WHAT THE EXERCISE ASKS
Once the records have been read, set every one down as it stands.

RECORDS FOR THIS EXERCISE
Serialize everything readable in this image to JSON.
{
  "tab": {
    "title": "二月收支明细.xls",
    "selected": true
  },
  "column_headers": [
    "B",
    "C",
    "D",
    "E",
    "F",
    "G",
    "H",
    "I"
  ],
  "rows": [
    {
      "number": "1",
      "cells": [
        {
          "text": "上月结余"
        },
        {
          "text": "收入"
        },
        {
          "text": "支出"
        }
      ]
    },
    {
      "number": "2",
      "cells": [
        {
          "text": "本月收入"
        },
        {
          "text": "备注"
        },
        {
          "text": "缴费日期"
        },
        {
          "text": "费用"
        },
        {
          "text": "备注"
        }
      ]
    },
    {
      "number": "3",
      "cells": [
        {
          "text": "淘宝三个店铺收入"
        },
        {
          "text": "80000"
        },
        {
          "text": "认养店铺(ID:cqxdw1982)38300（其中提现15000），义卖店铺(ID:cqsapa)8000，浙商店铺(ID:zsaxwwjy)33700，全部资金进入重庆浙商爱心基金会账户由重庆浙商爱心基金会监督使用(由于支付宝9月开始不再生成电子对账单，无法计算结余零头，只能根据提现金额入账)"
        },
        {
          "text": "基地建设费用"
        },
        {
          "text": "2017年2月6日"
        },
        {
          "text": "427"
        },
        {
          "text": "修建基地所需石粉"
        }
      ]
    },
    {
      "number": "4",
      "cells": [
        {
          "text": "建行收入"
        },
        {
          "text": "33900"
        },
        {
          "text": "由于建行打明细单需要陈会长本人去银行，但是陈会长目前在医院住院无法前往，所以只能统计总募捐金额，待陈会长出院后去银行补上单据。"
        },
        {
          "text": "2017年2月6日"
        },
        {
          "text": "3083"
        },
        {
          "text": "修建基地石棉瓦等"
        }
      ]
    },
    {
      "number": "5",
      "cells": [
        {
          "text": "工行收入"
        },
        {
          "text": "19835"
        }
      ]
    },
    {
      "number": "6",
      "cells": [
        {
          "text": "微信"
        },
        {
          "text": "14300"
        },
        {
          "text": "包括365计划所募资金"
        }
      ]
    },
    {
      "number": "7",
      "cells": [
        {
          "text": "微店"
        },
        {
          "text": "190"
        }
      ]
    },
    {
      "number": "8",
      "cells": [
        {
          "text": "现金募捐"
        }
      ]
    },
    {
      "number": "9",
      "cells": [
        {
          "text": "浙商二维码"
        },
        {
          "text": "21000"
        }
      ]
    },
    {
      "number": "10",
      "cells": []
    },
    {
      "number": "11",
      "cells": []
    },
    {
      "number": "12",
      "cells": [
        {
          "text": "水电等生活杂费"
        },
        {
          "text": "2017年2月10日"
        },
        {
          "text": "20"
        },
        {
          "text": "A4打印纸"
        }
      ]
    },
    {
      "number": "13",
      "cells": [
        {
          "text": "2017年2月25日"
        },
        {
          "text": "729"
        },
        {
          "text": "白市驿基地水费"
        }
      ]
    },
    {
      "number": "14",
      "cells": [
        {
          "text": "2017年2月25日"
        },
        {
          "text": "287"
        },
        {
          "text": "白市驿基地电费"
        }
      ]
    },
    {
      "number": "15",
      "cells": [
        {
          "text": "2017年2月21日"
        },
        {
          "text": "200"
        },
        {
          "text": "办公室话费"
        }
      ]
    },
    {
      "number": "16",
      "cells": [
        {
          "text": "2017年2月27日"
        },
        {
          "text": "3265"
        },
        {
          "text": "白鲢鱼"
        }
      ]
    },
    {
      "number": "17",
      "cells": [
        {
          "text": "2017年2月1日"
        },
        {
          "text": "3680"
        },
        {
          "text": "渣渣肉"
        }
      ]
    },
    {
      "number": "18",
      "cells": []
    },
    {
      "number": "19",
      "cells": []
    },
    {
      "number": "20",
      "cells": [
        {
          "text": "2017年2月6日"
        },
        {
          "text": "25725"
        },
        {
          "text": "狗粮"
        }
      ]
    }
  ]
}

EXERCISE SOLUTION
Serialize everything readable in this image to JSON.
{
  "tab": {
    "title": "二月收支明细.xls",
    "selected": true
  },
  "column_headers": [
    "B",
    "C",
    "D",
    "E",
    "F",
    "G",
    "H",
    "I"
  ],
  "rows": [
    {
      "number": "1",
      "cells": [
        {
          "text": "上月结余"
        },
        {
          "text": "收入"
        },
        {
          "text": "支出"
        }
      ]
    },
    {
      "number": "2",
      "cells": [
        {
          "text": "本月收入"
        },
        {
          "text": "备注"
        },
        {
          "text": "缴费日期"
        },
        {
          "text": "费用"
        },
        {
          "text": "备注"
        }
      ]
    },
    {
      "number": "3",
      "cells": [
        {
          "text": "淘宝三个店铺收入"
        },
        {
          "text": "80000"
        },
        {
          "text": "认养店铺(ID:cqxdw1982)38300（其中提现15000），义卖店铺(ID:cqsapa)8000，浙商店铺(ID:zsaxwwjy)33700，全部资金进入重庆浙商爱心基金会账户由重庆浙商爱心基金会监督使用(由于支付宝9月开始不再生成电子对账单，无法计算结余零头，只能根据提现金额入账)"
        },
        {
          "text": "基地建设费用"
        },
        {
          "text": "2017年2月6日"
        },
        {
          "text": "427"
        },
        {
          "text": "修建基地所需石粉"
        }
      ]
    },
    {
      "number": "4",
      "cells": [
        {
          "text": "建行收入"
        },
        {
          "text": "33900"
        },
        {
          "text": "由于建行打明细单需要陈会长本人去银行，但是陈会长目前在医院住院无法前往，所以只能统计总募捐金额，待陈会长出院后去银行补上单据。"
        },
        {
          "text": "2017年2月6日"
        },
        {
          "text": "3083"
        },
        {
          "text": "修建基地石棉瓦等"
        }
      ]
    },
    {
      "number": "5",
      "cells": [
        {
          "text": "工行收入"
        },
        {
          "text": "19835"
        }
      ]
    },
    {
      "number": "6",
      "cells": [
        {
          "text": "微信"
        },
        {
          "text": "14300"
        },
        {
          "text": "包括365计划所募资金"
        }
      ]
    },
    {
      "number": "7",
      "cells": [
        {
          "text": "微店"
        },
        {
          "text": "190"
        }
      ]
    },
    {
      "number": "8",
      "cells": [
        {
          "text": "现金募捐"
        }
      ]
    },
    {
      "number": "9",
      "cells": [
        {
          "text": "浙商二维码"
        },
        {
          "text": "21000"
        }
      ]
    },
    {
      "number": "10",
      "cells": []
    },
    {
      "number": "11",
      "cells": []
    },
    {
      "number": "12",
      "cells": [
        {
          "text": "水电等生活杂费"
        },
        {
          "text": "2017年2月10日"
        },
        {
          "text": "20"
        },
        {
          "text": "A4打印纸"
        }
      ]
    },
    {
      "number": "13",
      "cells": [
        {
          "text": "2017年2月25日"
        },
        {
          "text": "729"
        },
        {
          "text": "白市驿基地水费"
        }
      ]
    },
    {
      "number": "14",
      "cells": [
        {
          "text": "2017年2月25日"
        },
        {
          "text": "287"
        },
        {
          "text": "白市驿基地电费"
        }
      ]
    },
    {
      "number": "15",
      "cells": [
        {
          "text": "2017年2月21日"
        },
        {
          "text": "200"
        },
        {
          "text": "办公室话费"
        }
      ]
    },
    {
      "number": "16",
      "cells": [
        {
          "text": "2017年2月27日"
        },
        {
          "text": "3265"
        },
        {
          "text": "白鲢鱼"
        }
      ]
    },
    {
      "number": "17",
      "cells": [
        {
          "text": "2017年2月1日"
        },
        {
          "text": "3680"
        },
        {
          "text": "渣渣肉"
        }
      ]
    },
    {
      "number": "18",
      "cells": []
    },
    {
      "number": "19",
      "cells": []
    },
    {
      "number": "20",
      "cells": [
        {
          "text": "2017年2月6日"
        },
        {
          "text": "25725"
        },
        {
          "text": "狗粮"
        }
      ]
    }
  ]
}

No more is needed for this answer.